Can the physics/light engine scale down indefinitely? Or should I go with a bigger scale and try to adjust the physics?
asked Dec 18 '09 at 12:14 PM
My feeling on this would be that this is exactly a case where you want "real world scale" - because you said the objects should behave as one would expect very small objects to behave. You'll probably still have to do some tweaking for the physics to be fun but having the actual scale (centimeters) should certainly help.
Regarding how small you can scale: As Unity deals with floating point values, that shouldn't be a problem. You can basically scale up or down as much as you want. However, I think you may run into precision trouble if you mix large-scale and lower-scale.
One thing you definitely want to be careful with is the near/far clip pane of your cameras (you'll need to adjust that to your scale).
answered Dec 18 '09 at 12:28 PM
I suggest you just scale your objects so that 1 unit = 1 cm, and that you change the gravity accordingly. The only thing which is scale dependent is the gravity, and in some cases when the scale is really small, floating point accuracy might be a problem. If you use this approach the editor won't mess up.
answered Dec 19 '09 at 10:04 AM
Having gone through this in detail with a pinball game I created, I can tell you that there are certain limitations of the physics engine. The physics in this game still do not work to my satisfaction and I am trying to correct this issue for the third time.

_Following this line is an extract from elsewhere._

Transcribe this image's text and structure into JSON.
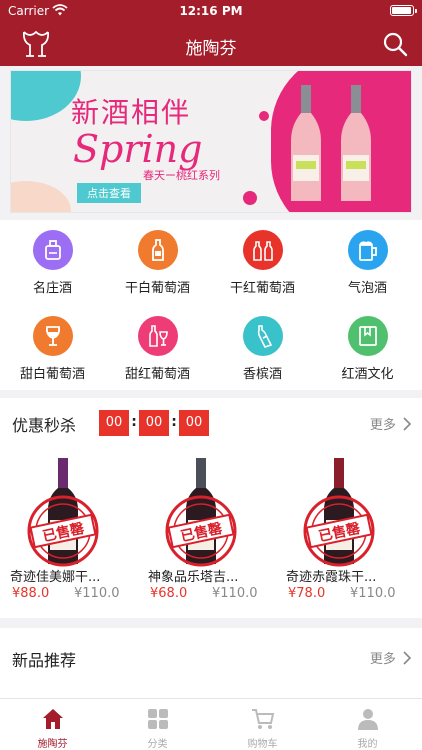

Fortunately, gravity scales linearly, so there are some ways around the limitations on scale by choosing your own scale. For a pinball machine, centimeters or inches would be more natural choices for the scale than say feet or meters for the reason that a previous poster noted. Detecting collisions when the objects are small fractions of a unit is almost impossible to do accurately if the units are large. For example, a pinball is 27mm in diameter, or 0.027m. Trying to determine even a 10% penetration of the pinball (0.0027 m) is highly inaccurate, which is no good for a pinball game. Pinballs going through bumpers are not acceptable. I would have to agree that this problem has to do with floating point precision.
I originally thought to use inches as the scale for the game as that was the scale I modeled the objects at. Using inches, the gravitational constant becomes fairly large (386.2 inches/sec^2) and the physics start to fall apart. I have not received a proper explanation of this anomaly,but even with a simple ball and cube example, it is easy to recreate. An example of this is the pinball just dropping right through the table, which makes the game unplayable. I believe that the physics would work properly if the objects were larger, but the primary object, the pinball is 1.0625 inches in diameter. Obviously, if inches don't work, centimeters definitely will not work as the gravitational constant is larger.

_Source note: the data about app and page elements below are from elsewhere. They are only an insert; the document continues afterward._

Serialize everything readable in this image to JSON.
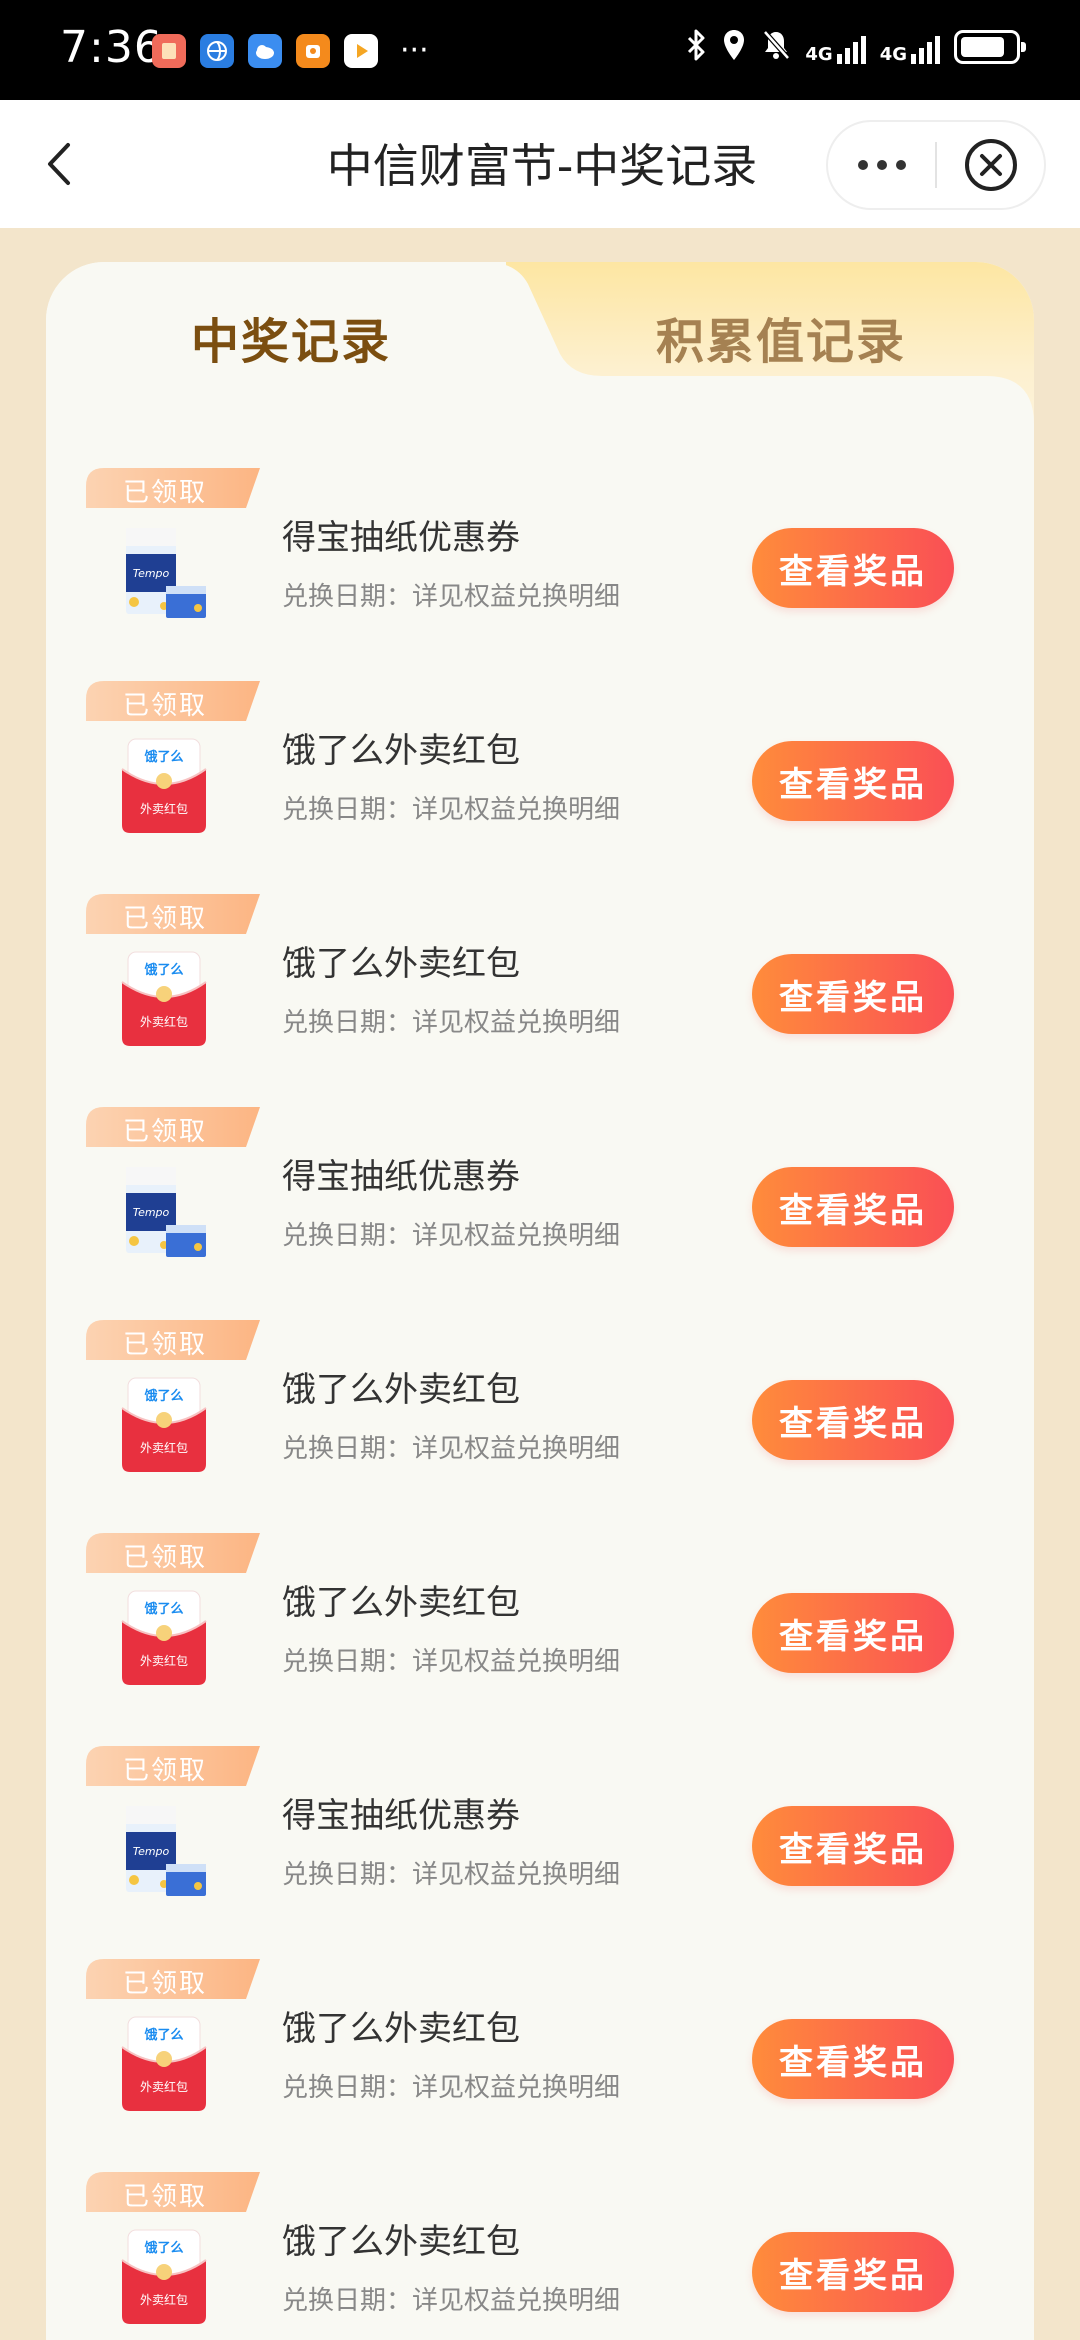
{
  "status_bar": {
    "time": "7:36",
    "network_1": "4G",
    "network_2": "4G",
    "more": "···"
  },
  "nav": {
    "title": "中信财富节-中奖记录"
  },
  "tabs": [
    {
      "label": "中奖记录",
      "active": true
    },
    {
      "label": "积累值记录",
      "active": false
    }
  ],
  "records": [
    {
      "badge": "已领取",
      "title": "得宝抽纸优惠券",
      "subtitle": "兑换日期：详见权益兑换明细",
      "button": "查看奖品",
      "icon": "tissue-icon"
    },
    {
      "badge": "已领取",
      "title": "饿了么外卖红包",
      "subtitle": "兑换日期：详见权益兑换明细",
      "button": "查看奖品",
      "icon": "red-packet-icon"
    },
    {
      "badge": "已领取",
      "title": "饿了么外卖红包",
      "subtitle": "兑换日期：详见权益兑换明细",
      "button": "查看奖品",
      "icon": "red-packet-icon"
    },
    {
      "badge": "已领取",
      "title": "得宝抽纸优惠券",
      "subtitle": "兑换日期：详见权益兑换明细",
      "button": "查看奖品",
      "icon": "tissue-icon"
    },
    {
      "badge": "已领取",
      "title": "饿了么外卖红包",
      "subtitle": "兑换日期：详见权益兑换明细",
      "button": "查看奖品",
      "icon": "red-packet-icon"
    },
    {
      "badge": "已领取",
      "title": "饿了么外卖红包",
      "subtitle": "兑换日期：详见权益兑换明细",
      "button": "查看奖品",
      "icon": "red-packet-icon"
    },
    {
      "badge": "已领取",
      "title": "得宝抽纸优惠券",
      "subtitle": "兑换日期：详见权益兑换明细",
      "button": "查看奖品",
      "icon": "tissue-icon"
    },
    {
      "badge": "已领取",
      "title": "饿了么外卖红包",
      "subtitle": "兑换日期：详见权益兑换明细",
      "button": "查看奖品",
      "icon": "red-packet-icon"
    },
    {
      "badge": "已领取",
      "title": "饿了么外卖红包",
      "subtitle": "兑换日期：详见权益兑换明细",
      "button": "查看奖品",
      "icon": "red-packet-icon"
    }
  ],
  "icon_text": {
    "eleme_logo": "饿了么",
    "packet_label": "外卖红包"
  },
  "colors": {
    "page_bg": "#f3e5cb",
    "card_bg": "#f9f9f3",
    "active_tab_text": "#7b4e10",
    "inactive_tab_text": "#a58152",
    "button_gradient_start": "#ff8c3b",
    "button_gradient_end": "#fa4f55",
    "badge_color": "#fbb98c"
  }
}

Eventually, I was forced into a compromise that did detect collisions fairly well, and avoided a large gravitational constant. I chose decimeters, which puts the gravitational constant at 98.1 dm/s^2, and avoids small objects in the game. The pinball is 0.27 decimeters in diameter, which works for most collisions, but there are still problems with collision detection. There is another good reason to choose decimeters, and not make up your own units. Since decimeters are 1/10 of a meter, it is easy to do sanity checks on measurements. I hope this is helpful.
answered Aug 08 '10 at 02:29 AM
You could also scale everything up so that the characters are 'normal' sized, but the world is huge. This does not affect gameplay, except for gravity/mass which you may have to scale up or down. Try to create the game as if everything were scaled normal and then have the physics and environment give the feel of a huge environment and tiny puppets.
answered Dec 20 '09 at 04:41 PM
I'm encountering the same problem as Stevan with a similar domain / similar scale (spheres a few centimeters in diameter). The decimeter approach with g = 98.1 seems to work fine...unless the ball is going "too fast." Drop it from 3m and it impacts the plane and stops. Drop it from 4 meters and it goes right on through.
answered Aug 24 '10 at 04:15 AM